Policy trinity

Hamlet once said, “There are more things in heaven and earth, Horatio, than are dreamt of in your philosophy”. Life is full of surprises. Countries all over the world create many policies, but are able to implement only a small fraction of them, while even fewer ever achieve the results they were designed for. According to Matt Andrews and Lant Pritchett of Harvard University, there are three prerequisites that must be met for policies to be at least have a chance to be successfully implemented. First, any policy must be technically correct, meaning once the policy is successfully implemented, it should solve the intended problem.

Second, policy must have political support. Third, organization that is responsible for implementing the policy must have greater capability than level of policy complexity require. The professors coined the concept as policy trinity.

The New Recovery Policy

The New Recovery Policy has been specifically designed around the “Holy Trinity” and in addition was thoroughly researched so as to be evidence based. The policy was developed upon the effort of many government employees from different ministries and agencies. In 2021, Mongolian economy was hit by impacts of COVID19 pandemic which demanded a re-evaluation of existing circumstances to formulate a policy for path forward. Prime Minister Mr. Oyun- Erdene understood urgency as well as the need and took the initiative to assign the task of developing medium-term development policy. This was how the NRP began. The space for reform widened as the socio- economic need rose and political will formed.

Growth diagnostics

The underlying rationale for the NRP was developed using “Growth Diagnostics”, which is one of the five economic reform approaches

Mongolia’s export hits an all- time high of 12.5 billion USD with trade turnover growing 60 percent.

and is considered the most effective one. The binding constraints of the Mongolian economy were determined using this methodology. As a result, energy, transport logistics and state capability were determined as binding constraints of the economy. By resolving binding constraints, industries can be reviveed, productive jobs can be created, and the countryside can be resurrected. This is the reason why the NRP has six components namely port recovery, energy recovery, industry recovery, urban and rural recovery, green recovery, and state capability recovery.

Policy in implementation

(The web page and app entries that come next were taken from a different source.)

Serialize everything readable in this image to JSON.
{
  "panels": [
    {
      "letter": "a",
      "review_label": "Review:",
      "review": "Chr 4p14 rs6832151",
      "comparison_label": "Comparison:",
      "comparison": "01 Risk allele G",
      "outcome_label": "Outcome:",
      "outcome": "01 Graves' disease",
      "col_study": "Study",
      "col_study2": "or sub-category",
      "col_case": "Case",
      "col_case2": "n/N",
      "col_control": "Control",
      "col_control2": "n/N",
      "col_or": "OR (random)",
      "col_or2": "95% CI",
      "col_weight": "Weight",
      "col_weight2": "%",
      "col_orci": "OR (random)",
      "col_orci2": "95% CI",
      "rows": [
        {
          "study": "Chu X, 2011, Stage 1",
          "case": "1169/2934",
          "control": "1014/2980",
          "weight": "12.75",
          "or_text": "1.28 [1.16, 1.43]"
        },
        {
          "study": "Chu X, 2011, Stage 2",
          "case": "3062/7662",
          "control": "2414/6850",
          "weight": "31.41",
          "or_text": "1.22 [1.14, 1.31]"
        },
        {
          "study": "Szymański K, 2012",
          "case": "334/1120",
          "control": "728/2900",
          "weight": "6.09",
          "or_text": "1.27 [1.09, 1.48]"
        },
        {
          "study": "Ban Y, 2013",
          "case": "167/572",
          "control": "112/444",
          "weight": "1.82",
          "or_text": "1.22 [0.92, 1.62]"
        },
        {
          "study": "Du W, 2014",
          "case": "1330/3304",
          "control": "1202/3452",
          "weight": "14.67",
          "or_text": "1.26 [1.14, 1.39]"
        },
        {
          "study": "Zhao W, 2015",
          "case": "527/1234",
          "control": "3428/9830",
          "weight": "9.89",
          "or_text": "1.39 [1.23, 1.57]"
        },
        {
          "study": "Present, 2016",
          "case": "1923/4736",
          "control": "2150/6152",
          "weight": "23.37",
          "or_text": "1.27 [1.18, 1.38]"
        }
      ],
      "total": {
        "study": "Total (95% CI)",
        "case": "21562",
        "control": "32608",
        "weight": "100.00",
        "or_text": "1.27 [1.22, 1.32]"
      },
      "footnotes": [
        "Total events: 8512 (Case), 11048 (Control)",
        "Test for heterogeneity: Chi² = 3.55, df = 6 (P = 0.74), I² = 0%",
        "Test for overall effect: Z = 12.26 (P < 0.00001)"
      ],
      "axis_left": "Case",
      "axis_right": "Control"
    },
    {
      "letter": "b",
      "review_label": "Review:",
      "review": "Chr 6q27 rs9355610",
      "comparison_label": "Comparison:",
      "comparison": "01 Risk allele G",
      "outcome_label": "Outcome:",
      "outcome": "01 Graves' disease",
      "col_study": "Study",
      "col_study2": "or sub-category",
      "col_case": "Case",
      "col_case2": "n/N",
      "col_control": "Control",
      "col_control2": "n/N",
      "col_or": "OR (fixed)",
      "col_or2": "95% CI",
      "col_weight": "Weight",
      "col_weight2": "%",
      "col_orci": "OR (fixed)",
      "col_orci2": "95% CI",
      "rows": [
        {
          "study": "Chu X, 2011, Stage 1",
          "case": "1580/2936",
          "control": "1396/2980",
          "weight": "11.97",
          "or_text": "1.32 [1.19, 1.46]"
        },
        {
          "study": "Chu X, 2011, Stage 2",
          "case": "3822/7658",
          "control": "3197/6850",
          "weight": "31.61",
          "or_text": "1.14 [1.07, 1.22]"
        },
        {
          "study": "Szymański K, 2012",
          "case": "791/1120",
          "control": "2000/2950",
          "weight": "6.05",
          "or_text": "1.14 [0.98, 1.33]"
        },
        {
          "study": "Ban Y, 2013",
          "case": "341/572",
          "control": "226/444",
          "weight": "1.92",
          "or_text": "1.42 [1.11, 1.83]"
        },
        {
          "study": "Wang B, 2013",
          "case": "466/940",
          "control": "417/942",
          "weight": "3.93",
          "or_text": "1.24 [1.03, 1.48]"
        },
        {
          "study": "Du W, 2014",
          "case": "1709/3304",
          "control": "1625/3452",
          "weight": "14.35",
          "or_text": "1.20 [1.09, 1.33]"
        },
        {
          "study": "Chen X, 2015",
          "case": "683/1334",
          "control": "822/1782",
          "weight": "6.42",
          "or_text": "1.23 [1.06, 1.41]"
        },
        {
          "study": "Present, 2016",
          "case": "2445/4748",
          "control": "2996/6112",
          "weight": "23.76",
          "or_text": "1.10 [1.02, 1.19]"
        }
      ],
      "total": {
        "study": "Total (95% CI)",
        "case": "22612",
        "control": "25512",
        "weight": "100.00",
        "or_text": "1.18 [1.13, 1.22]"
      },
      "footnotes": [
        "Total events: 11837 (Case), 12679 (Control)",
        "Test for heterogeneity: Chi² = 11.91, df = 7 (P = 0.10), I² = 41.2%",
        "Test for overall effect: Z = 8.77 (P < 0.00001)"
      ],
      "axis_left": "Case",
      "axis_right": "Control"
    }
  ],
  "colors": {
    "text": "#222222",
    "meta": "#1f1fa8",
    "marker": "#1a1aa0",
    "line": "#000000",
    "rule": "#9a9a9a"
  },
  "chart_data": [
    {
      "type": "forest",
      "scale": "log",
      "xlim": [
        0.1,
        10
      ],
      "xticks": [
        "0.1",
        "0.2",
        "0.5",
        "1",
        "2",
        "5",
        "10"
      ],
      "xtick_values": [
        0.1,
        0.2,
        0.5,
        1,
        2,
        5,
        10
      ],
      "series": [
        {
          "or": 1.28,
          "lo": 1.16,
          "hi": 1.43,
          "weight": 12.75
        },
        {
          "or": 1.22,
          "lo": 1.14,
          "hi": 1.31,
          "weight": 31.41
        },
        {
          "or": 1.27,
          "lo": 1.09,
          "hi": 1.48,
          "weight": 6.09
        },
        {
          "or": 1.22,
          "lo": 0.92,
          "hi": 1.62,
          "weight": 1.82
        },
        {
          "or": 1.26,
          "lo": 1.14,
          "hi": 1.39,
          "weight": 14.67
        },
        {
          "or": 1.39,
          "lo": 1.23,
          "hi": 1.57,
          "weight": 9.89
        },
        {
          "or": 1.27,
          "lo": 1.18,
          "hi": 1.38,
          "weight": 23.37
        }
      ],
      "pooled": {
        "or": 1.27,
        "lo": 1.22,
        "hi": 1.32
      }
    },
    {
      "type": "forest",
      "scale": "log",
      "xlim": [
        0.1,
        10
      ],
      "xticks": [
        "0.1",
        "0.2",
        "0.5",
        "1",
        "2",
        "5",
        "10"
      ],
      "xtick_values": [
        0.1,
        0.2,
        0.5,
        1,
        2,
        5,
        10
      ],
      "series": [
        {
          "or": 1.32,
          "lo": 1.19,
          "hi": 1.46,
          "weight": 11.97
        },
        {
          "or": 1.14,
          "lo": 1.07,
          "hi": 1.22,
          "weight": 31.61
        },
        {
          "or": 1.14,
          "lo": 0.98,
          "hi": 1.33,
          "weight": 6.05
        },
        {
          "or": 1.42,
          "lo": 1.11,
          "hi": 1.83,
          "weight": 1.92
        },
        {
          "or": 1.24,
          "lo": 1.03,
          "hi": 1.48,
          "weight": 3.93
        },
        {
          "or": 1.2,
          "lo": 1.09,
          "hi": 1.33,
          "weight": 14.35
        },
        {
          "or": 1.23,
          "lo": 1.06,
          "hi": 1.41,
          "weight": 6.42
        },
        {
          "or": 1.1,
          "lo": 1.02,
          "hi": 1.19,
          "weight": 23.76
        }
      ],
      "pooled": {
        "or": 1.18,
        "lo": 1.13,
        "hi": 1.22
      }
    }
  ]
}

The Government of Mongolia has been taking actions towards implementing the NRP since the policy was approved by the Parliament in December 2021. Successful implementation of the NRP requires greater collaboration between the public and private sector. Renewable energy projects, including those for export, are unthinkable without the participation of private sector companies. To support rapid implementation, the Government created tax as well as non-tax incentives for investors. To assist in resolving issues encountered by investors in timely manner, the Government decreed to create a foreign investment and trade agency under the Ministry of Economy and Development. The role of the Government in implementing the NRP is also critical. The market on its own can frequently lead to market failure. Also, non- existent markets require state intervention to create competition and regulatory mechanisms to ever have the chance to be developed. This is precisely the role of government. Moreover, the NRP contains sets goals to reduce redundant processes in the delivery of public services and digitalization wherever possible to increase civil servant’s efficiency. Strengthening the accountability system and reducing corruption in tandem with other activities are part of the NRP concept on building state capability.

Let a hundred opportunities blossom!

William Shakespeare once wrote in his play the Tempest, “What’s past is prologue; what to come is in yours and my discharge”. Mongolia has set its mid- term development policy for next 10 years and the ship has sailed for relieving constraints. How to sail our boats through the realm of possibility is up to us now.

Dulguun Baasandavaa CEO, New Recovery Policy Accelerator

 From Mongolia Economic Forum-2023 special edition

Mongolian Economy